If your company website is a little tired (and there are definitely a lot of them out there that look like they were made with Dreamweaver in 2001), then there are a lot of reasons to make upgrading it a priority. It gives you a chance to add new functionality that can increase your bottom line, such as new ways for customers to browse your inventory, share your content, or pay. It also gives you a good opportunity to take a look at your branding and consider strengthening or modernising it. Crucially though, it is the perfect time to take a look at how new trends in technology can benefit you.
One of the biggest things in web design right now is the movement to build ‘responsive’ sites. Here we take a look at what responsive web design involves, and why it is gaining so much traction. If you’re going to redevelop your site in 2013, this is something you are definitely going to want to know about!
What Does ‘Responsive Web Design’ Actually Mean?
Web sites have traditionally been designed to work with the most popular computer browsers, and most developers and site designers will test that sites look good on any browser that currently has more than 5% of the market share among their target audience. Similarly, alternative versions of the site are made available to mobile users, often with specific designs for the biggest players like iPhone, iPad or Blackberry.
There are a lot of problems created by this, and limitations in terms of what these designs can do. For example, while the site you are looking at may have been tested on, say, Chrome, it may not have been optimised to look great with the size of window you have open, or with your accessibility settings. Additionally, as a business or site owner, you have to make sure you update and test content across all versions of your site so the mobile ones are consistent with the PC ones.

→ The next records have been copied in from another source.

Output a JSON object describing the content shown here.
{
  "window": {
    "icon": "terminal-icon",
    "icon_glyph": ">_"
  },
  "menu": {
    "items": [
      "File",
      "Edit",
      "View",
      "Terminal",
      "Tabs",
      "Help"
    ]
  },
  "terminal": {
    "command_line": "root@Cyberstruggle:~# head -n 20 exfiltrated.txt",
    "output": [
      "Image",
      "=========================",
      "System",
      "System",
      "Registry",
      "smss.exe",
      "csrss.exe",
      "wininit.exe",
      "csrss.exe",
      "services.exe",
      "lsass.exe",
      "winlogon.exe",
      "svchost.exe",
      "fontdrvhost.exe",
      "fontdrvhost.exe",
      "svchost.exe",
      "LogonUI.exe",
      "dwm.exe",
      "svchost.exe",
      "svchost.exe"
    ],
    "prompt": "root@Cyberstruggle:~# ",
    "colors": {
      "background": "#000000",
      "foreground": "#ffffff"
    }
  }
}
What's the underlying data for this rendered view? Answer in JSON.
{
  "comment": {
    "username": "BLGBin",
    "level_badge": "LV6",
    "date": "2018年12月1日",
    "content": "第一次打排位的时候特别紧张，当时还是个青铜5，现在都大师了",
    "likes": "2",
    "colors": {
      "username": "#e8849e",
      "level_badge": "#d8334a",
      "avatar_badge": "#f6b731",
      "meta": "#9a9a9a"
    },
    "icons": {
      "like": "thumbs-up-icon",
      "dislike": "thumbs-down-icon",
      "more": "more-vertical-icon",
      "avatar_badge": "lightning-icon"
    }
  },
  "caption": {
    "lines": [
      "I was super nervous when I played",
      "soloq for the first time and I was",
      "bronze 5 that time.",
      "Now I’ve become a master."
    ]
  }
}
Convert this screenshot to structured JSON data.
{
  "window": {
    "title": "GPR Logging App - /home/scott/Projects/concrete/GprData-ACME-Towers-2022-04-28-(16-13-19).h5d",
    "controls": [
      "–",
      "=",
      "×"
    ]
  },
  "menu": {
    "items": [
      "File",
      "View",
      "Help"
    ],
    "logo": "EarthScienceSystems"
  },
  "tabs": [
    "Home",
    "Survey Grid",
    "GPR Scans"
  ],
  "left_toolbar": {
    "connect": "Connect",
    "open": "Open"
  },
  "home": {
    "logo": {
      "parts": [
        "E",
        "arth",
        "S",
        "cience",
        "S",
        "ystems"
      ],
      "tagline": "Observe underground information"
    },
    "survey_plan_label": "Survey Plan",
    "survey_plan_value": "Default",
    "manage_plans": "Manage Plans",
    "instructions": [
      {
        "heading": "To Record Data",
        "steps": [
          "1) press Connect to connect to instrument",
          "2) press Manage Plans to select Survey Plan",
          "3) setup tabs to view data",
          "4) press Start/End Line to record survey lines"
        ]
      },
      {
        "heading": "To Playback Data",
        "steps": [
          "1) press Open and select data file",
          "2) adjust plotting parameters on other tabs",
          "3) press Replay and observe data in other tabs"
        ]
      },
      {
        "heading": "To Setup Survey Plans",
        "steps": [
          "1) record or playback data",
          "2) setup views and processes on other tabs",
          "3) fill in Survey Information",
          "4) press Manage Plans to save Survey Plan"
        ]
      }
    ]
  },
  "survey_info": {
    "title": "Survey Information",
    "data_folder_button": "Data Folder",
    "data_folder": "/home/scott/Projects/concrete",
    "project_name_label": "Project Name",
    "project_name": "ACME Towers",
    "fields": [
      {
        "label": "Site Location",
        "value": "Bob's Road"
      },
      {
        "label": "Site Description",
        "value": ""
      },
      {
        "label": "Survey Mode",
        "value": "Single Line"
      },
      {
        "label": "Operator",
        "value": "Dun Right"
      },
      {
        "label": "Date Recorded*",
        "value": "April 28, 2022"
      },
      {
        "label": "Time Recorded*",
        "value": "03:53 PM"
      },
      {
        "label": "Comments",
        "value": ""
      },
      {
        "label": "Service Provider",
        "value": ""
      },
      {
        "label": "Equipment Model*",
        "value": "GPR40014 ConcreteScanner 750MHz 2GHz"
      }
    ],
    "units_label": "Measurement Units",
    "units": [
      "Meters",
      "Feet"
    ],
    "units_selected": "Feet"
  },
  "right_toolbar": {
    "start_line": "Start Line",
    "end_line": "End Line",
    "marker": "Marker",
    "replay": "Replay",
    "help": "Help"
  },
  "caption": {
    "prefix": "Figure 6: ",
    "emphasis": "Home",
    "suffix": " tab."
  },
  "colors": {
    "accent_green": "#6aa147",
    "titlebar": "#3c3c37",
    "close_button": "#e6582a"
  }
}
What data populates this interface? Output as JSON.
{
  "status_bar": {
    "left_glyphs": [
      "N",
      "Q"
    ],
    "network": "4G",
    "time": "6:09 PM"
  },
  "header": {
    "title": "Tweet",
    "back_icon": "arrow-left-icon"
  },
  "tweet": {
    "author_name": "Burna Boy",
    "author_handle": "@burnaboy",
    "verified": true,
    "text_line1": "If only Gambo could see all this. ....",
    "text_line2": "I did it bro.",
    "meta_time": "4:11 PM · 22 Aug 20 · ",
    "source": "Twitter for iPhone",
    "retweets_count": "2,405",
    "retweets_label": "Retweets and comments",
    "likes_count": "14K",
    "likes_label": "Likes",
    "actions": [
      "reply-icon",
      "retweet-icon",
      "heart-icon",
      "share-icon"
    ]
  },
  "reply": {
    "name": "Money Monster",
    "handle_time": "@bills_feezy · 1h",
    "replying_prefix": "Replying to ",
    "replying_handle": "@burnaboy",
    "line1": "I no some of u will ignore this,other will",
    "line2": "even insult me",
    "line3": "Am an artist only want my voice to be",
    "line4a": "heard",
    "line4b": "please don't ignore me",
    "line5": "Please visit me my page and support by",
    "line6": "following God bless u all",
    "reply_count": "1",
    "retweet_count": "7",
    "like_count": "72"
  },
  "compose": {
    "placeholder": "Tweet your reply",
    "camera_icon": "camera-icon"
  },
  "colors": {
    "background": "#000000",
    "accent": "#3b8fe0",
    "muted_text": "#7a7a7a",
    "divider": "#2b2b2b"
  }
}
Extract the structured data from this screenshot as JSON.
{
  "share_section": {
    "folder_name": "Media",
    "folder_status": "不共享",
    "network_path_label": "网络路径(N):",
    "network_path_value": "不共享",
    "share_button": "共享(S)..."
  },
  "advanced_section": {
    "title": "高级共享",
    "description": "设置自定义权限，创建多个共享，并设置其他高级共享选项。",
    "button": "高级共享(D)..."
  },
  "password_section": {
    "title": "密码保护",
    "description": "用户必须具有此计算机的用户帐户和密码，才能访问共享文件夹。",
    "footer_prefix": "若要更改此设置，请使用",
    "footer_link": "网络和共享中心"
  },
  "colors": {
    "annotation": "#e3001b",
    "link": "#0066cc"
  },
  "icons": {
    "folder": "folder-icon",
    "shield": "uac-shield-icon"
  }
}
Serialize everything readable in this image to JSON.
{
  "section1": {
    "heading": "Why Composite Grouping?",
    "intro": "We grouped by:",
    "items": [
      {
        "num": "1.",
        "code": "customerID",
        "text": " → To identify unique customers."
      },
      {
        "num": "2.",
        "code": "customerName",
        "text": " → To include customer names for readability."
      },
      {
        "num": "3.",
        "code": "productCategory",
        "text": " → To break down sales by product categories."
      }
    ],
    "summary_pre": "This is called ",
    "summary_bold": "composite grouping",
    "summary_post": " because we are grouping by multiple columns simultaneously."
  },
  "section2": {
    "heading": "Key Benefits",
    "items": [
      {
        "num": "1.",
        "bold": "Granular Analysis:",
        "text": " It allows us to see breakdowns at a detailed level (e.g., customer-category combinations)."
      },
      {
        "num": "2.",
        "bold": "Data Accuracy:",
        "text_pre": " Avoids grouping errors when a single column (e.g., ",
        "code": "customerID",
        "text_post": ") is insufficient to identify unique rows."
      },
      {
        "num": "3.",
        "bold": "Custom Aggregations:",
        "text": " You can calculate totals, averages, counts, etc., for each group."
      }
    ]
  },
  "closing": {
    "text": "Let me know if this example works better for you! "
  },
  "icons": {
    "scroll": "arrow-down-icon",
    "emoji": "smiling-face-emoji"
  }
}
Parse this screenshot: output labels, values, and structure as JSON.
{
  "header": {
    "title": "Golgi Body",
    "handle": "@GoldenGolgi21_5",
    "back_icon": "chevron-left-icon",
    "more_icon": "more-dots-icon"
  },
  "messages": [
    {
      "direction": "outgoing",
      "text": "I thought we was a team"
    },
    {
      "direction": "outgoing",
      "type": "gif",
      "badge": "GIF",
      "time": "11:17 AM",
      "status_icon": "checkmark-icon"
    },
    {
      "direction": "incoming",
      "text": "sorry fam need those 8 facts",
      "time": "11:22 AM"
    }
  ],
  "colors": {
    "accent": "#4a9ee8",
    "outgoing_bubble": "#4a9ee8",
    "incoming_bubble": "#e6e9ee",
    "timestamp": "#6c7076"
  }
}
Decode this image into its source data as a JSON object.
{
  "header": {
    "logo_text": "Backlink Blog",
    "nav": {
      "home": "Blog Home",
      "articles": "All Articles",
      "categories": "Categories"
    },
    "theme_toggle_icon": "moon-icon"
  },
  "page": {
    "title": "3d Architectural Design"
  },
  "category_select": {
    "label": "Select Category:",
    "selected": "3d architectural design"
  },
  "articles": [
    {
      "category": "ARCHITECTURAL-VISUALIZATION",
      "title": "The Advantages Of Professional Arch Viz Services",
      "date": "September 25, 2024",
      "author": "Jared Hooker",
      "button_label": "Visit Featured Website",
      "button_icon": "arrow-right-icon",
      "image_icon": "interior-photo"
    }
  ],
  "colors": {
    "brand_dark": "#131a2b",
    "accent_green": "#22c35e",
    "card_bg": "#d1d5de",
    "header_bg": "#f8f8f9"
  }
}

Responsive web design is a relatively new approach where you build a single site that proactively adapts to suit the device and browser it is being viewed on.
Why This Helps You and Your Customers
With a responsive design, you only have to maintain one set of content on one domain, and depending on your content management system, this makes adding things to your website and keeping things up to date incredibly simple. Naturally this makes things better for you, however there are also benefits for your customers and other general website visitors.
The site will automatically resize, reformat and rework itself to display in the best possible way for the window and device it is being seen in. This means that mobile users and tablet users will automatically see the perfect view of the site for them, and anyone with an unusual window or browser set up will also be catered for. This leads to a better experience, and with more and more site views across the board now coming from sources other than a standard PC or Mac, this will help you win over your visitors.
The author of this post, Jenny Wadlow, is a fun-loving person and she is passionate about writing. She works as a freelance blogger with a well known Melbourne web development company.